All my life I’ve hated physical exertion of any sort, so I considered it life’s way of giving me the one-finger salute when I found out that the lift at my new apartment broke down frequently enough to make me wonder if the building super and my mom were colluding to get me to exercise.
But my neighbours were nice and quiet enough, which was a rare enough event, and a godsend to someone like me. I spend most of the time inside my room—I do online freelance work—and I can tell you that there is nothing more infuriating than a noisy neighbour.
So I thought it fitting compensation for the unreliable lifts that the neighbour above me was so silent that I came to think that it had to be vacant, and the only person I encountered with any regularity on my floor was a doddering, grey-haired grandma living right across me. Bonus: she made cookies that were simply scrumptious—although I did suspect that after the first time round she drastically cut back on the sugar in the subsequent batches. Usually, that sort of judgment-laced concern for my health by a total stranger would be crossing the line, but if you haven’t guessed by now, my one big weakness is food. Throw me a cookie and I’m pretty much already your friend.
The lift breakdowns, though, continued to be the bane of my life.
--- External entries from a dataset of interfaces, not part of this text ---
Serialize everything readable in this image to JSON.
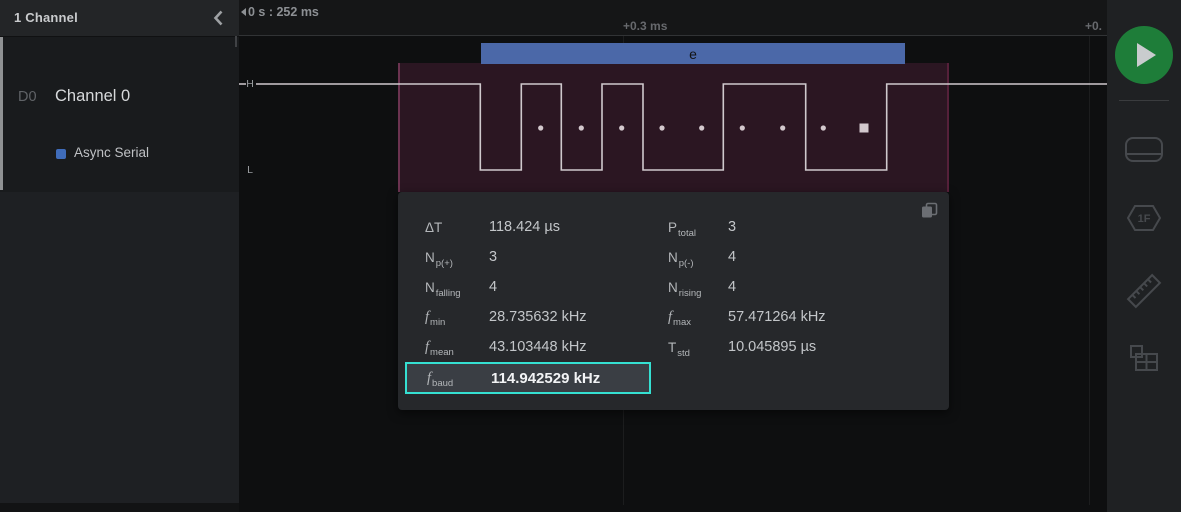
{
  "sidebar": {
    "header": "1 Channel",
    "channel_id": "D0",
    "channel_name": "Channel 0",
    "analyzer": "Async Serial"
  },
  "timeline": {
    "absolute": "0 s : 252 ms",
    "offset_1": "+0.3 ms",
    "offset_2": "+0."
  },
  "decode": {
    "byte_label": "e"
  },
  "wave": {
    "high_label": "H",
    "low_label": "L"
  },
  "panel": {
    "left": [
      {
        "main": "ΔT",
        "sub": "",
        "value": "118.424 µs"
      },
      {
        "main": "N",
        "sub": "p(+)",
        "value": "3"
      },
      {
        "main": "N",
        "sub": "falling",
        "value": "4"
      },
      {
        "main": "f",
        "sub": "min",
        "value": "28.735632 kHz"
      },
      {
        "main": "f",
        "sub": "mean",
        "value": "43.103448 kHz"
      }
    ],
    "right": [
      {
        "main": "P",
        "sub": "total",
        "value": "3"
      },
      {
        "main": "N",
        "sub": "p(-)",
        "value": "4"
      },
      {
        "main": "N",
        "sub": "rising",
        "value": "4"
      },
      {
        "main": "f",
        "sub": "max",
        "value": "57.471264 kHz"
      },
      {
        "main": "T",
        "sub": "std",
        "value": "10.045895 µs"
      }
    ],
    "baud": {
      "main": "f",
      "sub": "baud",
      "value": "114.942529 kHz"
    }
  },
  "toolbar": {
    "hex_icon_label": "1F"
  },
  "colors": {
    "accent_cyan": "#35e0d2",
    "decode_blue": "#4b68a8",
    "measure_maroon": "#2b1622",
    "play_green": "#1e7d39",
    "waveform": "#cfc9cd"
  }
}
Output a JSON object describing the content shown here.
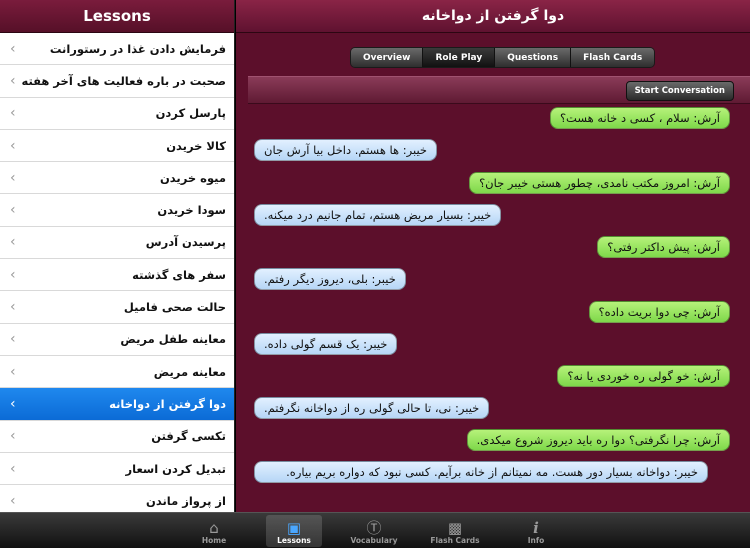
{
  "left": {
    "title": "Lessons",
    "items": [
      {
        "label": "فرمایش دادن غذا در رستورانت"
      },
      {
        "label": "صحبت در باره فعالیت های آخر هفته"
      },
      {
        "label": "پارسل کردن"
      },
      {
        "label": "کالا خریدن"
      },
      {
        "label": "میوه خریدن"
      },
      {
        "label": "سودا خریدن"
      },
      {
        "label": "پرسیدن آدرس"
      },
      {
        "label": "سفر های گذشته"
      },
      {
        "label": "حالت صحی فامیل"
      },
      {
        "label": "معاینه طفل مریض"
      },
      {
        "label": "معاینه مریض"
      },
      {
        "label": "دوا گرفتن از دواخانه"
      },
      {
        "label": "تکسی گرفتن"
      },
      {
        "label": "تبدیل کردن اسعار"
      },
      {
        "label": "از پرواز ماندن"
      }
    ],
    "chevron": "›"
  },
  "right": {
    "title": "دوا گرفتن از دواخانه",
    "tabs": [
      {
        "label": "Overview"
      },
      {
        "label": "Role Play"
      },
      {
        "label": "Questions"
      },
      {
        "label": "Flash Cards"
      }
    ],
    "start_button": "Start Conversation",
    "messages": [
      {
        "text": "آرش: سلام ، کسی د خانه هست؟"
      },
      {
        "text": "خیبر: ها هستم. داخل بیا آرش جان"
      },
      {
        "text": "آرش: امروز مکتب نامدی، چطور هستی خیبر جان؟"
      },
      {
        "text": "خیبر: بسیار مریض هستم، تمام جانیم درد میکنه."
      },
      {
        "text": "آرش: پیش داکتر رفتی؟"
      },
      {
        "text": "خیبر: بلی، دیروز دیگر رفتم."
      },
      {
        "text": "آرش: چی دوا بریت داده؟"
      },
      {
        "text": "خیبر: یک قسم گولی داده."
      },
      {
        "text": "آرش: خو گولی ره خوردی یا نه؟"
      },
      {
        "text": "خیبر: نی، تا حالی گولی ره از دواخانه نگرفتم."
      },
      {
        "text": "آرش: چرا نگرفتی؟ دوا ره باید دیروز شروع میکدی."
      },
      {
        "text": "خیبر: دواخانه بسیار دور هست. مه نمیتانم از خانه برآیم. کسی نبود که  دواره بریم بیاره."
      }
    ]
  },
  "tabbar": {
    "items": [
      {
        "label": "Home",
        "icon": "home-icon"
      },
      {
        "label": "Lessons",
        "icon": "book-icon"
      },
      {
        "label": "Vocabulary",
        "icon": "v-icon"
      },
      {
        "label": "Flash Cards",
        "icon": "cards-icon"
      },
      {
        "label": "Info",
        "icon": "info-icon"
      }
    ]
  },
  "colors": {
    "accent_blue": "#0b6bd6",
    "maroon": "#5c0f2b",
    "green_bubble": "#7ed84a",
    "blue_bubble": "#b6d6f6"
  }
}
I stepped out of my apartment one morning to find a familiar sight greeting my eyes—a plywood sign telling me that the lift was “Under Repair”. That was nearly enough to make me turn back to my cave, but I had run out of instant noodles, and I hated going hungry. I lived on the fifth floor, so walking down wasn’t that bad, even for someone like me, but I knew there was a real chance my heart might just give out if I tried to climb up on the return leg.
“Hello!” I yelled. I knew the lift technician couldn’t be far off. I even knew a few of them by sight, being always the one to seek them out to ask how long the repair was going to take. “Anyone from the lift company here?”
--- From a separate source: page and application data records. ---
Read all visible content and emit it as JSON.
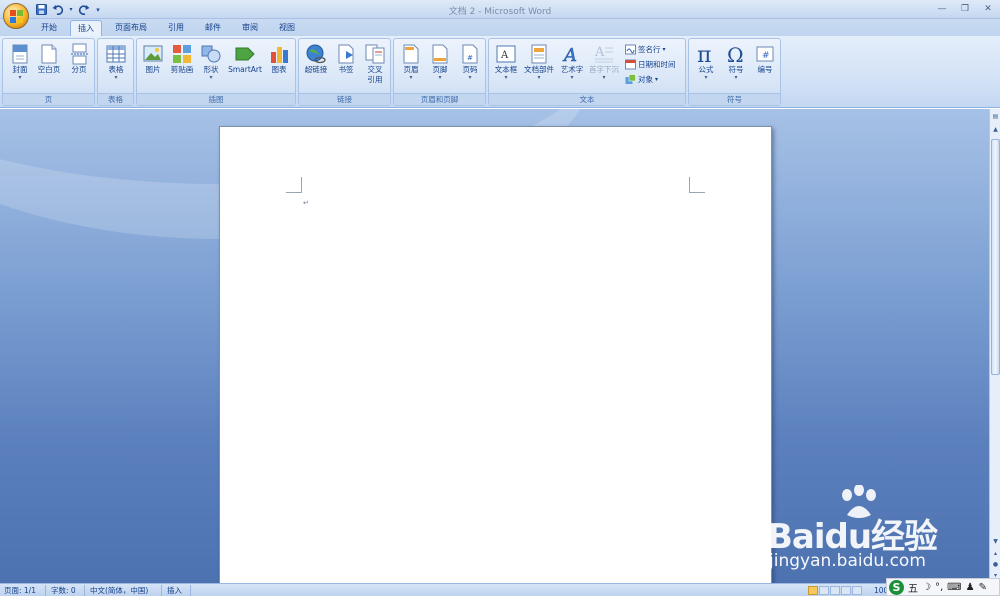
{
  "window": {
    "title": "文档 2 - Microsoft Word"
  },
  "quick_access": {
    "save_icon": "save-icon",
    "undo_icon": "undo-icon",
    "redo_icon": "redo-icon",
    "customize_icon": "chevron-down-icon"
  },
  "tabs": [
    {
      "label": "开始"
    },
    {
      "label": "插入",
      "active": true
    },
    {
      "label": "页面布局"
    },
    {
      "label": "引用"
    },
    {
      "label": "邮件"
    },
    {
      "label": "审阅"
    },
    {
      "label": "视图"
    }
  ],
  "ribbon": {
    "groups": {
      "pages": {
        "label": "页",
        "buttons": [
          "封面",
          "空白页",
          "分页"
        ]
      },
      "tables": {
        "label": "表格",
        "buttons": [
          "表格"
        ]
      },
      "illustrations": {
        "label": "插图",
        "buttons": [
          "图片",
          "剪贴画",
          "形状",
          "SmartArt",
          "图表"
        ]
      },
      "links": {
        "label": "链接",
        "buttons": [
          "超链接",
          "书签",
          "交叉",
          "引用"
        ]
      },
      "header_footer": {
        "label": "页眉和页脚",
        "buttons": [
          "页眉",
          "页脚",
          "页码"
        ]
      },
      "text": {
        "label": "文本",
        "buttons": [
          "文本框",
          "文档部件",
          "艺术字",
          "首字下沉"
        ],
        "small_buttons": [
          "签名行",
          "日期和时间",
          "对象"
        ]
      },
      "symbols": {
        "label": "符号",
        "buttons": [
          "公式",
          "符号",
          "编号"
        ]
      }
    }
  },
  "status_bar": {
    "page": "页面: 1/1",
    "words": "字数: 0",
    "language": "中文(简体，中国)",
    "mode": "插入",
    "zoom": "100%"
  },
  "watermark": {
    "text": "Baidu经验",
    "url": "jingyan.baidu.com"
  },
  "ime": {
    "logo": "S",
    "mode": "五"
  },
  "colors": {
    "ribbon_bg": "#dbe7f7",
    "workspace": "#6b8fc8",
    "text": "#15428b",
    "office_orange": "#f7b32b"
  }
}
I heard footsteps coming up from the stairwell. A lanky middle-aged man carrying a toolbag sauntered into view. Nodding at me, he pointed at the sign.
“I know, buddy. I’m asking how long.” I was getting a bit exasperated, especially with my stomach roiling like a tempestuous sea.
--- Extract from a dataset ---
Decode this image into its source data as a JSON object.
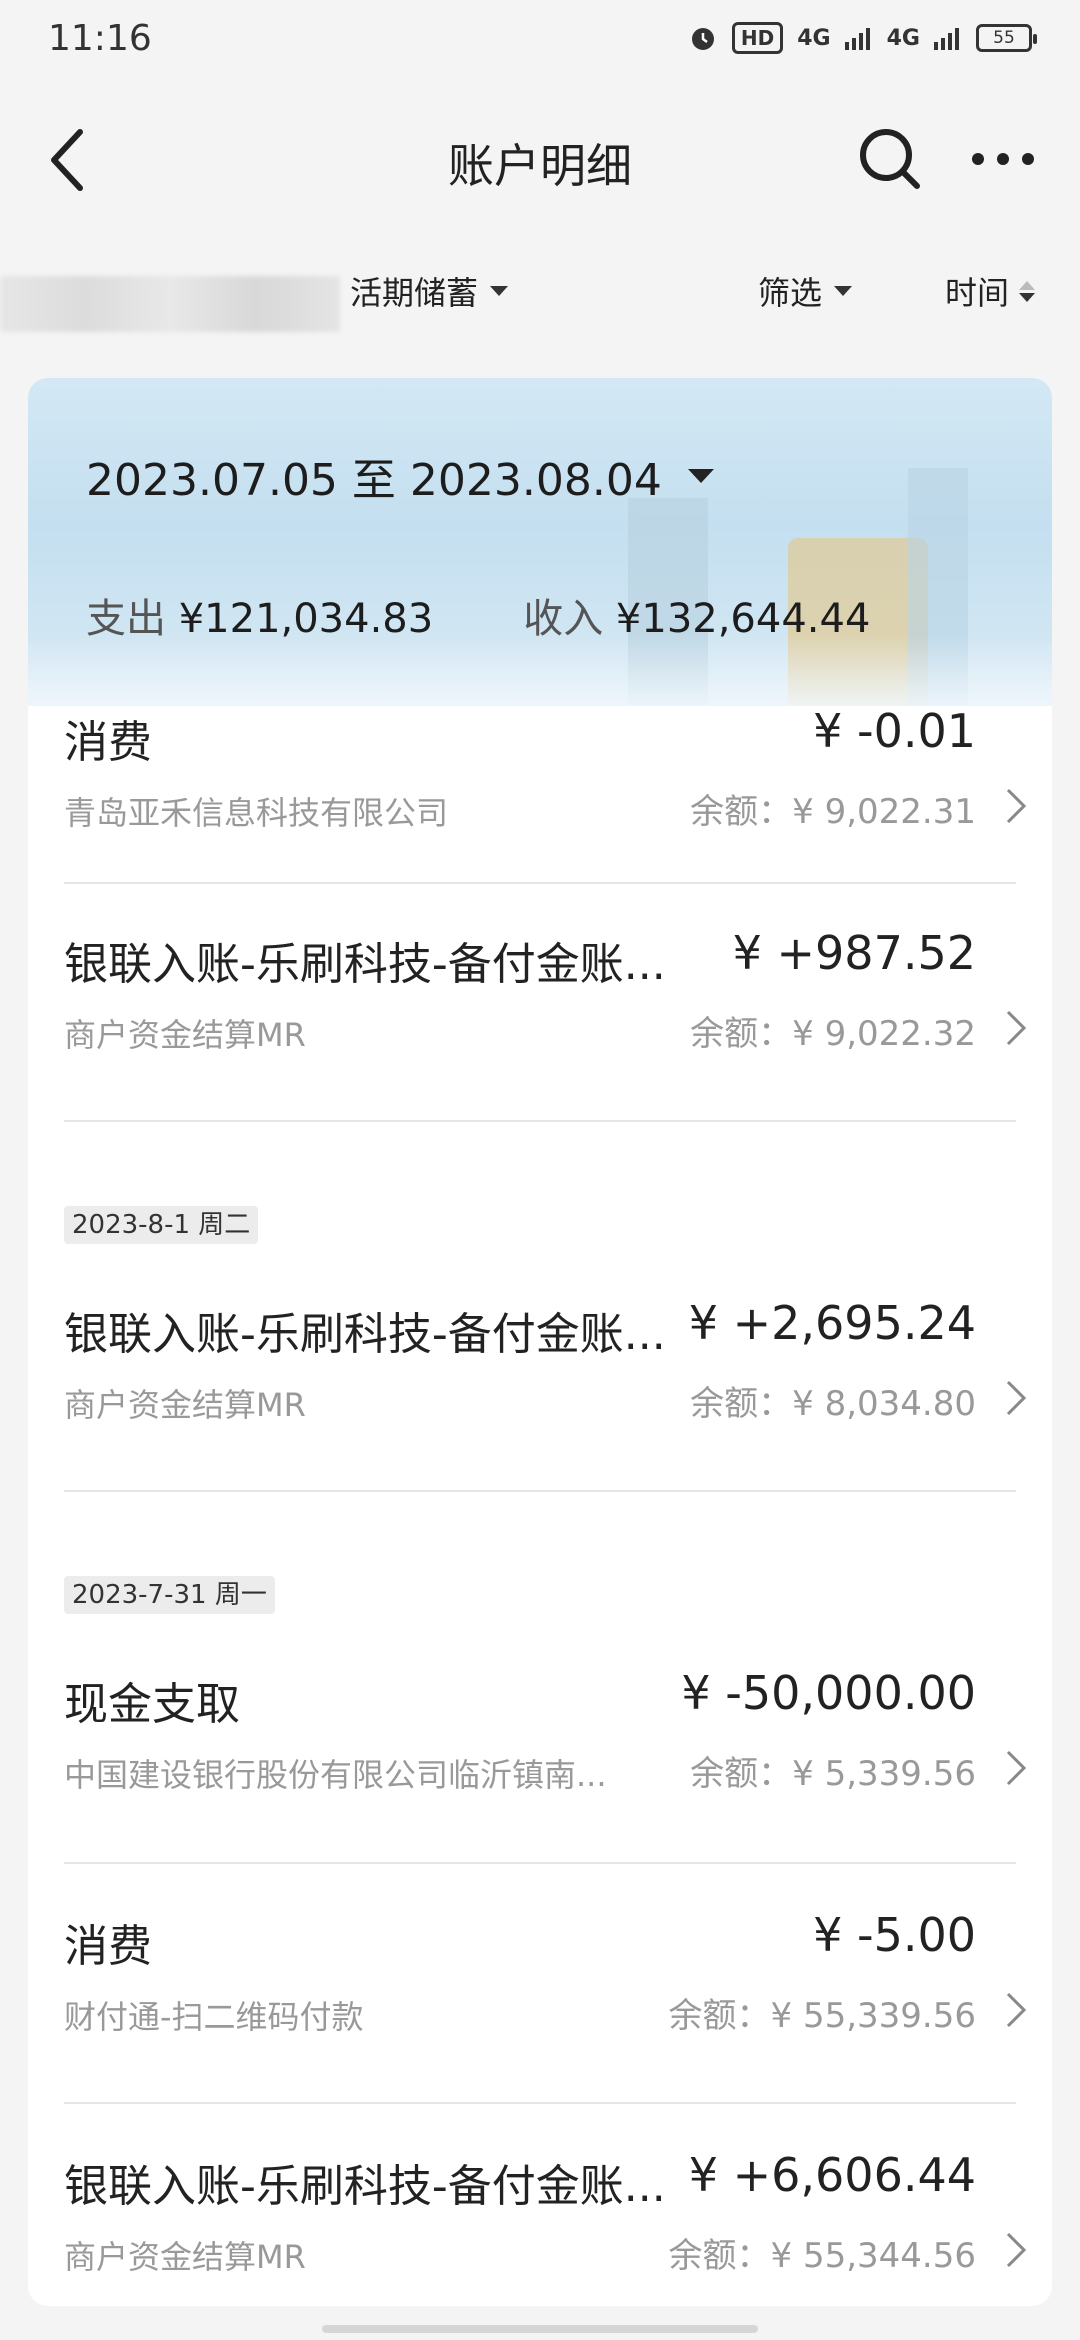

“Not yet. Not yet your turn.”
Oh great. He couldn’t even understand or speak English properly. I was just about to try again when I was stopped cold by the slow, appraising look he gave me.
“Not yet. But soon.” He spoke deliberately and gravely, like he was giving a well-considered opinion on some matter of great seriousness. He looked straight into my eyes for a moment, causing an involuntary shudder to pass through me.
What a weird guy. Mumbling my thanks, I quickly shuffled past him and made my way down the stairs.
Still wary about fully trusting a guy who might not even have fully understood my question, I decided to go with just half of my weekly supply. The last thing I wanted was having to lug a big bag of food up the stairs.
The flashing lights of an ambulance was dancing against the brick wall of my apartment block when I returned barely an hour later. The building super was there too, looking sombre.
“What’s up man?” I asked.
“It’s Mrs Lindsey.” Grandma Fat-free Cookies. “She passed away.”
“Oh dear.” It was sad news, but not really unexpected. She had to be ninety at least.
Now, I’d like to think of myself as a decent human being, and as you shall soon hear, I think I’ve been more than punished enough for my rather insensitive remark that followed. I know it’s not nice to ride on a tragedy to push a personal agenda, but hey, we all have our lapses, so cut me some slack, ya?
“I hope the lift breakdown didn’t slow down the EMTs too much though. It might have made a difference between life and death.”
“What are you talking about, man?” The colour had gone out of his cheeks.
I was slightly taken aback by his response. I was just hoping I hadn’t offended him when he said something that chilled me to the bone.
“The lift was working perfectly fine. In fact, the heart attack came when she was in it.”
I felt the world swirling around me. The plywood sign. The technician.
Not yet. Not yet your turn.
Oh my god. Oh my god, oh my god, oh my god.
Not yet. But soon.
Did I tell you about my new diet and exercise regimen? Oatmeal and daily runs around the block. We all must take precautions to keep the killer that is heart disease at bay.
Written by: prolix